Duane Capuano provides a downloadable white paper that outlines eight steps you can take to connect strategies to new technology that can help engage key audiences and deliver information and services in new ways.
In this interview aired on In Too Deep, Odin Mühlenbein discusses how the potential of systems thinking and system change is limited when applied on a large scale; he explains why big changes can only be achieved by tackling smaller systemic issues in the right sequence and in a clever way.
If you are selling SaaS subscriptions, or any kind of subscription-based service, Robbie Kellman Baxter offers six ways you can gain new customers and increase retention rates.
Jason George explains why Toyota’s success in quality control began with building quality relationships, and he illustrates why this model could be a healthier direction for the future of healthcare.
David Burnie’s company blog identifies four major types of innovation and explains why an innovation strategy is the key to success in this age of disruptive technology and globally integrated markets.

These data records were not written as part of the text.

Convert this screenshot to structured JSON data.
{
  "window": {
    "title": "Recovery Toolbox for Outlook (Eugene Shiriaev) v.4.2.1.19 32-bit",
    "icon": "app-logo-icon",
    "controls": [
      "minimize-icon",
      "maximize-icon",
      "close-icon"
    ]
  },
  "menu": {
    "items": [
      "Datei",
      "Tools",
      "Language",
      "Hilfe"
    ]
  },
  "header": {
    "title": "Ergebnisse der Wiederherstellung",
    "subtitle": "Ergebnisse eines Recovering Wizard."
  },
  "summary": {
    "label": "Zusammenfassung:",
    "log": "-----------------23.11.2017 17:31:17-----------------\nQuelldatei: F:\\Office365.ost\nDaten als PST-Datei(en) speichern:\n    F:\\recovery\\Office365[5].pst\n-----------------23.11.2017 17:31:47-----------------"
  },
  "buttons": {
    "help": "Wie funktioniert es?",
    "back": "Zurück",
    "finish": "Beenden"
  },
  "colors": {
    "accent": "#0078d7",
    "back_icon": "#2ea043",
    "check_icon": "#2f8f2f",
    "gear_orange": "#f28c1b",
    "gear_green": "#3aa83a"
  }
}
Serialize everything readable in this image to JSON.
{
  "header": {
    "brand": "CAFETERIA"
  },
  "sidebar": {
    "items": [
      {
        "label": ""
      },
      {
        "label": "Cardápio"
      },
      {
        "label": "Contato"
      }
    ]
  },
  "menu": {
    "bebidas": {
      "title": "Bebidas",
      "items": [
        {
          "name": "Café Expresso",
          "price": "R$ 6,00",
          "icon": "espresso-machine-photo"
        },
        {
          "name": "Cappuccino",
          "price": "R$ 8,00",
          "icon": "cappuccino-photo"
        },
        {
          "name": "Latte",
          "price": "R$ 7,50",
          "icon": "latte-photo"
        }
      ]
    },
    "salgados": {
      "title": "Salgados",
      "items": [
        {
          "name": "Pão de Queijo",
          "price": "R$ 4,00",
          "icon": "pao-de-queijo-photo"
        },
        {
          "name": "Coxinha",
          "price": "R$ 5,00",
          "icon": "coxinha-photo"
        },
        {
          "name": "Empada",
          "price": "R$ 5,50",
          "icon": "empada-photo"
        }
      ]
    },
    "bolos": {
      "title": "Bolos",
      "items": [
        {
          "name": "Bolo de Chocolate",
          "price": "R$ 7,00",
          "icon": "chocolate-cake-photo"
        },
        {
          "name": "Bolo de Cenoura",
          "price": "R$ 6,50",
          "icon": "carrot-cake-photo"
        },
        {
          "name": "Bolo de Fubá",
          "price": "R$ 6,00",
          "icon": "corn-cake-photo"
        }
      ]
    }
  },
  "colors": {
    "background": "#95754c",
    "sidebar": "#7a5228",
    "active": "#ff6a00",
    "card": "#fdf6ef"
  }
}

Kaihan Krippendorff explains why the critics are using the wrong measures to assess Netflix’s future, and why their model of performance suits today’s fast-moving environment.
This case study from Ernest Miller’s company blog illustrates how they helped a leading manufacturer of heat-sealed packaging equipment develop a new layout and operating guidelines based on Lean Principles for their new manufacturing and headquarters facility, and how they helped them plan and execute the move from their existing facility into the new one.
Another interesting and informative post from Jason George that illustrates how the traditional model of growth is outdated and outperformed in today’s technologically driven environment.
In the second post of a series on facilitating successful corporate events, Aneta Key covers the topics you should consider at the very beginning of the planning process.
Dan Markovitz explains the benefits of experimentation to see what doesn’t work, so you can figure out what might work, and proves the point with the example of the US women’s national soccer team’s World Cup winning record.